The fully vaccinated have finally been given a “get out of jail free card” from the CDC, while those who suffered through the covid infection remain personae non gratae. The National Institutes of Health published a study on June 18, 2020 of the evidence of protective antibodies in those who have been infected with covid. An earlier NIH study had shown that less than 1% of infected individuals had antibodies against the SARS-CoV-2 virus. Another study showed that within a couple of months, antibody levels had dropped off precipitously. There were also anecdotal reports that a small number of individuals had experienced the covid infection twice. This led to the widespread belief that having the infection provided little or no protection against reinfection or spreading infection to others. In spite of new and not so new evidence to the contrary that perception persists today.
The June 18, 2020 study by the NIH determined that those infected with corona virus develop potent antibodies that don’t kill the virus directly , but rather link to the virus’ protein spikes, preventing it from attaching to human cells. If the virus cannot inject it’s genes into a host cell via it’s protein spikes, it cannot reproduce more viruses. This study focused on these so called neutralizing antibodies that bind to a part of the spike proteins called the receptor binding domain (RBD). The study found that the antibodies in the different research subjects were very similar, and fell into three groups that attached to the RBD in different places, and that the antibodies were all very effective in binding to the virus and stopping the infection. These insights from the study heavily influenced the design of the vaccines that are being used today and which are proving to be highly effective at preventing infection, though not without side effects to some people.
View Report NIH Research Matters: “Potent antibodies found in people recovered from COVID-19
Now that more than a year has past since the beginning of the pandemic, researchers have been studying the longevity of the immunity in persons who have been infected with covid. Washington University School of Medicine, St. Louis, studied 77 people who recovered from mild cases of coronavirus over eleven months. Researchers at WU explain that the early studies showing that people infected with covid had no long term immunity were misinterpreted. The short term decline in antibodies after an acute infection has cleared is normal, as they are no longer needed. The remaining antibodies retreat into the bone marrow and continue to produce low levels of antibodies to prevent reinfection. Blood and bone marrow samples were taken from the study subjects that detected antibodies against the SARS-CoV-2 virus as well as the neutralizing antibodies that bind to the spike proteins, even after eleven months. The study’s senior author, Ali Ellebedy, PhD, concluded that ”These cells will live and produce antibodies for the rest of people’s lives. That’s strong evidence for long-lasting immunity.”
They added that it would be prudent to repeat the study on patients who had a severe case of covid.

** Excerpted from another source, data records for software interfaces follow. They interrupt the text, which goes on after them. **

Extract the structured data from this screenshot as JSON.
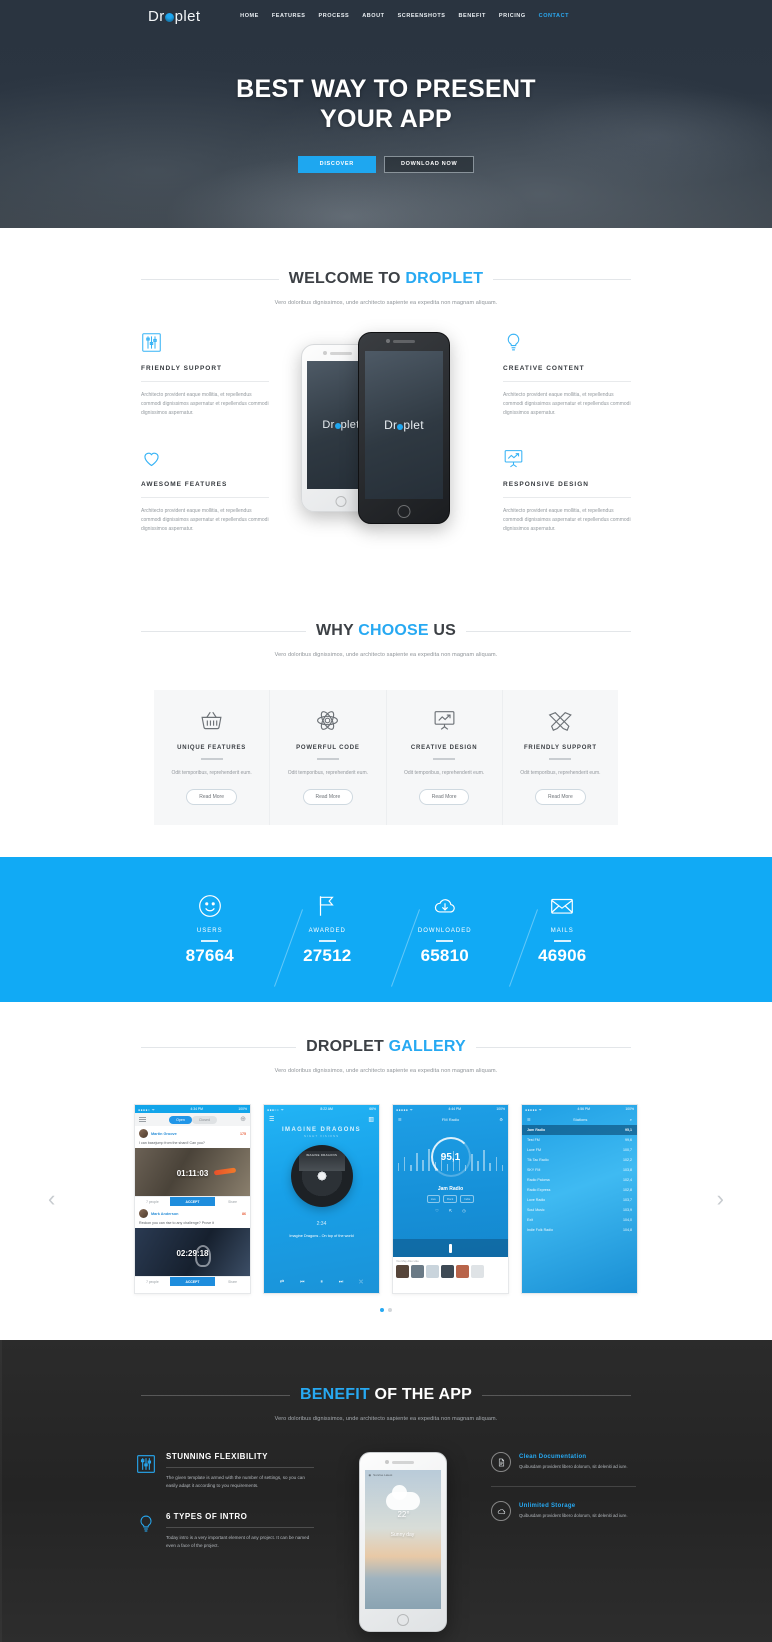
{
  "header": {
    "logo": "Dr",
    "logo_rest": "plet",
    "nav": [
      {
        "label": "HOME",
        "active": false
      },
      {
        "label": "FEATURES",
        "active": false
      },
      {
        "label": "PROCESS",
        "active": false
      },
      {
        "label": "ABOUT",
        "active": false
      },
      {
        "label": "SCREENSHOTS",
        "active": false
      },
      {
        "label": "BENEFIT",
        "active": false
      },
      {
        "label": "PRICING",
        "active": false
      },
      {
        "label": "CONTACT",
        "active": true
      }
    ]
  },
  "hero": {
    "title_line1": "BEST WAY TO PRESENT",
    "title_line2": "YOUR APP",
    "btn_primary": "DISCOVER",
    "btn_secondary": "DOWNLOAD NOW"
  },
  "welcome": {
    "title_plain": "WELCOME TO ",
    "title_hl": "DROPLET",
    "subtitle": "Vero doloribus dignissimos, unde architecto sapiente ea expedita non magnam aliquam.",
    "body": "Architecto provident eaque mollitia, et repellendus commodi dignissimos aspernatur et repellendus commodi dignissimos aspernatur.",
    "features_left": [
      {
        "title": "FRIENDLY SUPPORT",
        "icon": "sliders-icon"
      },
      {
        "title": "AWESOME FEATURES",
        "icon": "heart-icon"
      }
    ],
    "features_right": [
      {
        "title": "CREATIVE CONTENT",
        "icon": "bulb-icon"
      },
      {
        "title": "RESPONSIVE DESIGN",
        "icon": "presentation-chart-icon"
      }
    ],
    "phone_label": "Dr",
    "phone_label_rest": "plet"
  },
  "why": {
    "title_plain1": "WHY ",
    "title_hl": "CHOOSE",
    "title_plain2": " US",
    "subtitle": "Vero doloribus dignissimos, unde architecto sapiente ea expedita non magnam aliquam.",
    "cards": [
      {
        "title": "UNIQUE FEATURES",
        "body": "Odit temporibus, reprehenderit eum.",
        "btn": "Read More",
        "icon": "basket-icon"
      },
      {
        "title": "POWERFUL CODE",
        "body": "Odit temporibus, reprehenderit eum.",
        "btn": "Read More",
        "icon": "atom-icon"
      },
      {
        "title": "CREATIVE DESIGN",
        "body": "Odit temporibus, reprehenderit eum.",
        "btn": "Read More",
        "icon": "presentation-chart-icon"
      },
      {
        "title": "FRIENDLY SUPPORT",
        "body": "Odit temporibus, reprehenderit eum.",
        "btn": "Read More",
        "icon": "pencils-icon"
      }
    ]
  },
  "counters": [
    {
      "label": "USERS",
      "value": "87664",
      "icon": "smiley-icon"
    },
    {
      "label": "AWARDED",
      "value": "27512",
      "icon": "flag-icon"
    },
    {
      "label": "DOWNLOADED",
      "value": "65810",
      "icon": "cloud-download-icon"
    },
    {
      "label": "MAILS",
      "value": "46906",
      "icon": "envelope-icon"
    }
  ],
  "gallery": {
    "title_plain": "DROPLET ",
    "title_hl": "GALLERY",
    "subtitle": "Vero doloribus dignissimos, unde architecto sapiente ea expedita non magnam aliquam.",
    "arrow_left": "‹",
    "arrow_right": "›",
    "shot1": {
      "status_time": "4:34 PM",
      "status_battery": "100%",
      "tab_open": "Open",
      "tab_closed": "Closed",
      "post1": {
        "user": "Martin Groove",
        "points": "175",
        "text": "I can basejump from the shard! Can you?",
        "timer": "01:11:03",
        "people": "7 people",
        "accept": "ACCEPT",
        "share": "Share"
      },
      "post2": {
        "user": "Mark Anderson",
        "points": "86",
        "text": "Reckon you can rise to any challenge? Prove it",
        "timer": "02:29:18",
        "people": "7 people",
        "accept": "ACCEPT",
        "share": "Share"
      }
    },
    "shot2": {
      "status_time": "8:22 AM",
      "status_battery": "66%",
      "band": "IMAGINE DRAGONS",
      "band_sub": "NIGHT VISIONS",
      "sleeve": "IMAGINE DRAGONS",
      "time": "2:34",
      "track": "Imagine Dragons - On top of the world"
    },
    "shot3": {
      "status_time": "4:44 PM",
      "status_battery": "100%",
      "title": "FM Radio",
      "freq": "95,1",
      "station": "Jam Radio",
      "tag1": "Live",
      "tag2": "Rock",
      "tag3": "Indie",
      "footer_label": "You May Also Like"
    },
    "shot4": {
      "status_time": "4:56 PM",
      "status_battery": "100%",
      "title": "Stations",
      "rows": [
        {
          "name": "Jam Radio",
          "freq": "95,1"
        },
        {
          "name": "Test FM",
          "freq": "99,6"
        },
        {
          "name": "Luxe FM",
          "freq": "100,7"
        },
        {
          "name": "Tik Tac Radio",
          "freq": "102,2"
        },
        {
          "name": "SKY FM",
          "freq": "103,8"
        },
        {
          "name": "Radio Paloma",
          "freq": "102,4"
        },
        {
          "name": "Radio Express",
          "freq": "102,8"
        },
        {
          "name": "Love Radio",
          "freq": "103,7"
        },
        {
          "name": "Soul Music",
          "freq": "103,9"
        },
        {
          "name": "Exit",
          "freq": "104,0"
        },
        {
          "name": "Indie Folk Radio",
          "freq": "104,8"
        }
      ]
    }
  },
  "benefit": {
    "title_hl": "BENEFIT",
    "title_plain": " OF THE APP",
    "subtitle": "Vero doloribus dignissimos, unde architecto sapiente ea expedita non magnam aliquam.",
    "left_items": [
      {
        "title": "STUNNING FLEXIBILITY",
        "body": "The given template is armed with the number of settings, so you can easily adapt it according to you requirements.",
        "icon": "sliders-icon"
      },
      {
        "title": "6 TYPES OF INTRO",
        "body": "Today intro is a very important element of any project. It can be named even a face of the project.",
        "icon": "bulb-icon"
      }
    ],
    "right_items": [
      {
        "title": "Clean Documentation",
        "body": "Quibusdam provident libero dolorum, sit deleniti ad iure.",
        "icon": "document-icon"
      },
      {
        "title": "Unlimited Storage",
        "body": "Quibusdam provident libero dolorum, sit deleniti ad iure.",
        "icon": "cloud-icon"
      }
    ],
    "phone": {
      "app_label": "Sunrise Latest",
      "temp": "22°",
      "caption": "Sunny day"
    }
  },
  "colors": {
    "accent": "#27a9f2",
    "counter_bg": "#11aaf5",
    "dark": "#2b3541",
    "benefit_bg": "#2b2b2b"
  }
}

Generally, a serious infection causes more antibodies to be produced, but it also triggers inflammation that can interfere with the immune response and might weaken long term immunity. As the program to vaccinate millions of people is still recent, one would assume that studies also need to done to see how long lasting the immunity is from the various vaccines. In the meantime, perhaps the CDC should invite the covid survivors to take off their masks.
View Report: Study Finds.org, “Mild COVID-19 cases can lead to antibody protection for life,”